From the outset, the learning is focused on how concepts and words are related in common language and which meaning of the word applies. We’ll explain this more in another post. The difference is that NLU mimics the way the human mind reads, interprets, and understands the language. An example of a Natural Language Understanding (NLU) software in use commercially is expert.ai.
As for other unstructured data, spatial pattern recognition recognises and translates descriptions of people, animals, or image file objects.
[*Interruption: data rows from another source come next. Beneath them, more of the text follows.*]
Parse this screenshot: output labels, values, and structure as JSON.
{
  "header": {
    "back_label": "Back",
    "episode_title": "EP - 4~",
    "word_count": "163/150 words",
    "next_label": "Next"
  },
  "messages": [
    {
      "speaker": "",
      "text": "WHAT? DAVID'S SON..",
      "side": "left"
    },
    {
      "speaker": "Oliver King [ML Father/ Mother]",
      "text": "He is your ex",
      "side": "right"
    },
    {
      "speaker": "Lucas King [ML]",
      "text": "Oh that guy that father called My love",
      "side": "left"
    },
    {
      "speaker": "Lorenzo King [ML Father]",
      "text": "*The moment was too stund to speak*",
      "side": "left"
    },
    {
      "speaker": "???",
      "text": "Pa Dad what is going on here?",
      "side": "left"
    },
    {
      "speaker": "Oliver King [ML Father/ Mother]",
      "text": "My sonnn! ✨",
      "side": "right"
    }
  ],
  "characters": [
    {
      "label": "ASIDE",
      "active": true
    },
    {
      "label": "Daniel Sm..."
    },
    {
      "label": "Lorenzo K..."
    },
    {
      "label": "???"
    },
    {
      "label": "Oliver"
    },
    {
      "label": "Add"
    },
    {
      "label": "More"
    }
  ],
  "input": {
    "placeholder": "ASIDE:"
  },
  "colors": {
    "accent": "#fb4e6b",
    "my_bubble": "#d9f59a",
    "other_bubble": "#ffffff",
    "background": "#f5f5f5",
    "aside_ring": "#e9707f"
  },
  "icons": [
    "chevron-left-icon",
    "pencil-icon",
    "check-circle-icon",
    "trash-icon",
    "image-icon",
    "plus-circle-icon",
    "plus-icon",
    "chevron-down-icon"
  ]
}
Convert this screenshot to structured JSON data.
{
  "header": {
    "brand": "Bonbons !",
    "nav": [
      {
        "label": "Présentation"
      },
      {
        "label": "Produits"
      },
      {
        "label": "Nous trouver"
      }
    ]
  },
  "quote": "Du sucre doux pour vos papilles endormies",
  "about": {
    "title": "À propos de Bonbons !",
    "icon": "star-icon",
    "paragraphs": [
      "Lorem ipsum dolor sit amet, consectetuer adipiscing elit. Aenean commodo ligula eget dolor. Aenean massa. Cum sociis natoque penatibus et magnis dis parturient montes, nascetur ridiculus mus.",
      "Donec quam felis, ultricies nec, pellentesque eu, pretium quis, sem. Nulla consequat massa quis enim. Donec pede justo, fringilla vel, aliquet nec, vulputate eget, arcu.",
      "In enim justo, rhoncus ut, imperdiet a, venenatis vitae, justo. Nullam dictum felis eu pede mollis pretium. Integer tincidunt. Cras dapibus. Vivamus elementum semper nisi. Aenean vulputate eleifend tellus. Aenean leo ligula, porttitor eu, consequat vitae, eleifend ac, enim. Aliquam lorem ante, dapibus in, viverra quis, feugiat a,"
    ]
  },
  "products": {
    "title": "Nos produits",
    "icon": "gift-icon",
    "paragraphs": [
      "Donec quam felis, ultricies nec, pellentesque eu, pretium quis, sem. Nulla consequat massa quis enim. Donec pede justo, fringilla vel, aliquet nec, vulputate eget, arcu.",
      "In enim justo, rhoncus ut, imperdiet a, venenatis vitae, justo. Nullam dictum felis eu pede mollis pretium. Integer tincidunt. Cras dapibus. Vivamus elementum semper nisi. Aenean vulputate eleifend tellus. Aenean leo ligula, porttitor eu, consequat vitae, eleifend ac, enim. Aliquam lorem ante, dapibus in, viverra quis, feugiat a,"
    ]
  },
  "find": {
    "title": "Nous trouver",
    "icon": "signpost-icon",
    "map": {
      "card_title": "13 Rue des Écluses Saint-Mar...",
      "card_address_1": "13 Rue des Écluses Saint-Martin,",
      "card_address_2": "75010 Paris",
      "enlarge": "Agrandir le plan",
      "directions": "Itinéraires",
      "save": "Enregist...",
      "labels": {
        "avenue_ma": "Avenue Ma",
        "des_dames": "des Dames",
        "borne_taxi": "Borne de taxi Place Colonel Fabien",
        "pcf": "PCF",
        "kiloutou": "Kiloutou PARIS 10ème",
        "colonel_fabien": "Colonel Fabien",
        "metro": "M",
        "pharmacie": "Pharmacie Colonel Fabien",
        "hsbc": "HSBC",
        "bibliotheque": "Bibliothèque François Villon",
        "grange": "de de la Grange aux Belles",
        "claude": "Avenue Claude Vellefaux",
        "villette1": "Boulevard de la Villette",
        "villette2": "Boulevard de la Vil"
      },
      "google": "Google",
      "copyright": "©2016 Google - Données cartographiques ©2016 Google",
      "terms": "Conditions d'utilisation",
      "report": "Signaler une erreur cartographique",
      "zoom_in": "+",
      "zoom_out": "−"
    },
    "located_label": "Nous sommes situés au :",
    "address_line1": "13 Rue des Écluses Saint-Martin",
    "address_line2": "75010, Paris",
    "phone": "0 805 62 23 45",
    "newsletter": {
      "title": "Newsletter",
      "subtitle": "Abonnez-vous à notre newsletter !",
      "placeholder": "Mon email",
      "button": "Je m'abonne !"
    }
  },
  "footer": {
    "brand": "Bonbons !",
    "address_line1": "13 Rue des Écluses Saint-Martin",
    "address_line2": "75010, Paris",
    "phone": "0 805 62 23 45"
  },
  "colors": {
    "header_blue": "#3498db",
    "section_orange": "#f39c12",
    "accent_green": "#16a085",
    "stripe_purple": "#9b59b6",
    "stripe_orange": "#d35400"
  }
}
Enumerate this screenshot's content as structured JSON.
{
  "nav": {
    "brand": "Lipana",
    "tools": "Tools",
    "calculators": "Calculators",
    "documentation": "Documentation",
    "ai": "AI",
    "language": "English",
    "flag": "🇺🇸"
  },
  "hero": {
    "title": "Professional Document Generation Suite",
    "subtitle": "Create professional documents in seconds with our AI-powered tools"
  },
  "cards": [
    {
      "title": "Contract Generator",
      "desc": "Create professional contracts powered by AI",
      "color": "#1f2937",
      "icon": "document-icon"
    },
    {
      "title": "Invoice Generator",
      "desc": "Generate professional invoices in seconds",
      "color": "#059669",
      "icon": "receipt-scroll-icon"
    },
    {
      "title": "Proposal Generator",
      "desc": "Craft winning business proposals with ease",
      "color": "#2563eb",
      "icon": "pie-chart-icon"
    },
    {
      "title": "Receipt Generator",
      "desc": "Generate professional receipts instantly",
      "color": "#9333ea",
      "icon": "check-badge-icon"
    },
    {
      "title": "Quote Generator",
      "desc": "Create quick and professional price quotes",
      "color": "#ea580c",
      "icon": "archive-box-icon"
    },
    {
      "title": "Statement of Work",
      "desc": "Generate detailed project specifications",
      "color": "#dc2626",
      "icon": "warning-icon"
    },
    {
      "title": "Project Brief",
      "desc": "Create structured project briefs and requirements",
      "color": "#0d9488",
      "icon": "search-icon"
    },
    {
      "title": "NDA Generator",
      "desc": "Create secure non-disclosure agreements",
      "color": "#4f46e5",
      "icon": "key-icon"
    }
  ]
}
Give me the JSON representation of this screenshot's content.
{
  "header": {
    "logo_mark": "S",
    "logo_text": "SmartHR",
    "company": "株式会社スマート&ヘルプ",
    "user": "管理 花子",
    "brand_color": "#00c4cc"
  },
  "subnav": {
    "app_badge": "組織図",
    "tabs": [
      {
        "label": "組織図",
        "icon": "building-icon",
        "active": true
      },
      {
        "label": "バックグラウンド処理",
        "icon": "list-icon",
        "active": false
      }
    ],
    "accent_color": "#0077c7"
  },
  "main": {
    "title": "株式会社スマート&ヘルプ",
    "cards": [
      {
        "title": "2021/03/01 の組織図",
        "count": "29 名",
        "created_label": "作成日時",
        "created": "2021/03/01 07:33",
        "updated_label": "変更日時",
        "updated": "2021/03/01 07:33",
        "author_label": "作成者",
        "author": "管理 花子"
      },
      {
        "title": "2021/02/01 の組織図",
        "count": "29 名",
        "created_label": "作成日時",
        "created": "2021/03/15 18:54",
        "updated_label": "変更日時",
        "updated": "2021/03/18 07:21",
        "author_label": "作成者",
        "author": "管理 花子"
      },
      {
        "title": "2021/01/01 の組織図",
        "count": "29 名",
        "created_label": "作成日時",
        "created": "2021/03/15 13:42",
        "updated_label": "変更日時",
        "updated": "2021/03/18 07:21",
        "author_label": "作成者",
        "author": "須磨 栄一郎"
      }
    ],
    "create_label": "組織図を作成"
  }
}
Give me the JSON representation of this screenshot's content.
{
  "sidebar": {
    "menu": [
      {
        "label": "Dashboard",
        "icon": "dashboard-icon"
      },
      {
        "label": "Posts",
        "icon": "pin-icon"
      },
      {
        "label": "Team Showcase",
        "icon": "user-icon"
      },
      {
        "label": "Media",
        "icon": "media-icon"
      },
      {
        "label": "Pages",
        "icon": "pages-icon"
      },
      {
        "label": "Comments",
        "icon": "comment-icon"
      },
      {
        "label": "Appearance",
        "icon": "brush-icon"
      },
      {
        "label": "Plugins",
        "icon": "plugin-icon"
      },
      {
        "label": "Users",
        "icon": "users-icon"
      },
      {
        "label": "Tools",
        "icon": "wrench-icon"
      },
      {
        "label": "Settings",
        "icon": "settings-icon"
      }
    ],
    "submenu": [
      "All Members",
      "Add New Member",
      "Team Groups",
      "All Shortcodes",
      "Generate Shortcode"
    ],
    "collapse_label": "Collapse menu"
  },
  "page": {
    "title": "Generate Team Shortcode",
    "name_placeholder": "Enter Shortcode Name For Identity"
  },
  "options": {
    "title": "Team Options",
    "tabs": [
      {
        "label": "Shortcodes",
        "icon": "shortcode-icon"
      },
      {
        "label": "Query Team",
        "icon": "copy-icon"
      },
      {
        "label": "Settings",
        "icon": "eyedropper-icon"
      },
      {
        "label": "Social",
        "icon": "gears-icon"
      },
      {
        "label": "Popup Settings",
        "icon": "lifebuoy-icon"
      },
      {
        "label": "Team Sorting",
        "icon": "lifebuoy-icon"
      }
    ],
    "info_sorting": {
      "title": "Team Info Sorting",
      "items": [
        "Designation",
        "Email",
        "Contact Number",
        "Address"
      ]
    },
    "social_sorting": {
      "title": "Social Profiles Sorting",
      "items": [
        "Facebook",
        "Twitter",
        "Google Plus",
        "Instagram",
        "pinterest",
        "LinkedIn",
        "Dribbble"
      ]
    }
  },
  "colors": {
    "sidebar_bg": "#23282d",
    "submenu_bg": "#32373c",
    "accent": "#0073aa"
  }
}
Speech to text can be used to convert audio language into searchable text, and optical character recognition (OCR) converts text on paper, images, and physical media for text-based analytics.
Using Artificial Intelligence (AI), you can accurately figure out customer expectations and threats from your competition, but only if you have the right cognitive technology deployed or have time and cash to burn on a manual approach.
Why waste time?
CXOs ignore the value in the unstructured dataset at their peril and miss a great opportunity to transform your business based on homegrown intelligence. Moreover, the latest AI-driven technologies have made unstructured data easier to access you can use AI for audio to text technology, pattern recognition to star. Make the first move to integrate insight from unstructured information analysis in your decision-making processes now.
It’s the data that can be put into rows and columns and is highly organised. Examples that you may find in your databases include credit card numbers, names, dates, stock information, addresses, financial transactions, and so on.
There are broad categories within AI technologies that can be applied to different scenarios. For unstructured data look at Natural Language Understanding (NLU) and Natural Language Processing (NLP) software.
This data is always in its native format. If it’s in a physical form, it needs to be processed to a machine-readable format to be used in AI analysis.
The name, date, email address of the sender & receiver is in a structured format, but the email body is in an unstructured format. So, in a nutshell, an email can be considered as semi-structured data. The business value is probably in the unstructured data.
PowerPoint, PDF, and simar format are examples of unstructured data. While a spreadsheet has data in rows and columns, it is a standalone file that is not readily integrated with other spreadsheets unless there are consistent definitions and data provenance. From an enterprise perspective, excel spreadsheets are unstructured data for this reason.
IDC Estimated by IDC, that 80% of global data will be in unstructured formats by the end of 2025.